They were backed on bass by our own David Evalik, who I've had the pleasure of playing with at a previous jam session.  I'm always impressed by how easily some folks here can just pick up and instrument and jump in, going with the floor without any instructions or sheet music.

teaching baby to dance

The second performer was singer Kelly Fraser of Sanikiluaq. I rarely ever meet anyone from Sanikiluaq - you really should look at where it's located on a map. Kelly is known for her covers of popular songs that she sings in her native tongue Inuktitut, especially Rihanna's Diamonds. She told us stories about how her mother used to run the local radio station, which gave her exposure to all these old songs.  It was neat to hear Creedance Clearwater in Inuktitut - as well as Pink.

She was very sweet, and people gave her a warm reception, enjoying the songs that they were so familiar with, sung in a new language.   It was neat because most people in town don't speak Inuktitut - if anything, they speak Innuinaqtun.  But her songs about Inuk pride, and going outside in the cold winter and feeling alive, transcends language barriers and seemed to reach out to all of the Inuit folks in the room - especially when she did an cover of Psy's "Gangnam Style" - in Inuktitut.  The whole room bounced with her as she sang "Oppa's Innu style".

everyone loves Kelly

The children were infatuated with her.  They don't get to see live music nearly as often as kids do down south, so they all crowded around the front of the stage, singing along to all of the choruses. I realized something that night: there's something eerily unsettling about hearing a mob of small children chanting "TONIGHT. WE ARE YOUNG. LET US SET THE WORLD ON FIRE".  When grown men (Fun.) do it, it's epic.  When a mob of small children do
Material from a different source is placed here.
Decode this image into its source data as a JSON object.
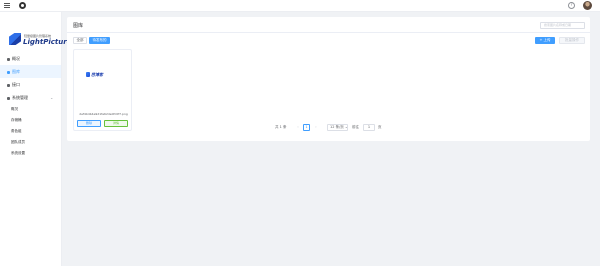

Headlining the show was Nelson Tagoona from Rankin Inlet. Nelson describes himself as a "throat boxer". His music is a unique combination of the Inuit style of throat singing and the hip hop technique of beat boxing.  Pretty clever. His performance was enthusiastic and his attitude was incredibly positive, hopefully a great example for all the children that were watching him transfixed, as though hypnotized.  They could not believe the sounds coming out of the guy's throat.  Nelson weaved stories from his life into his performances, stories that often became lessons about believing in yourself.  He switched fluidly from electric guitar to acoustic to just beat boxing, playing with his talk box and pedals  and various microphone effects with obvious ease.

Overall, it was an enjoyable night.  We don't get to have live music as often as in the south, so it was great to have a chance to listen to a wide variety of music from all over Nunavut.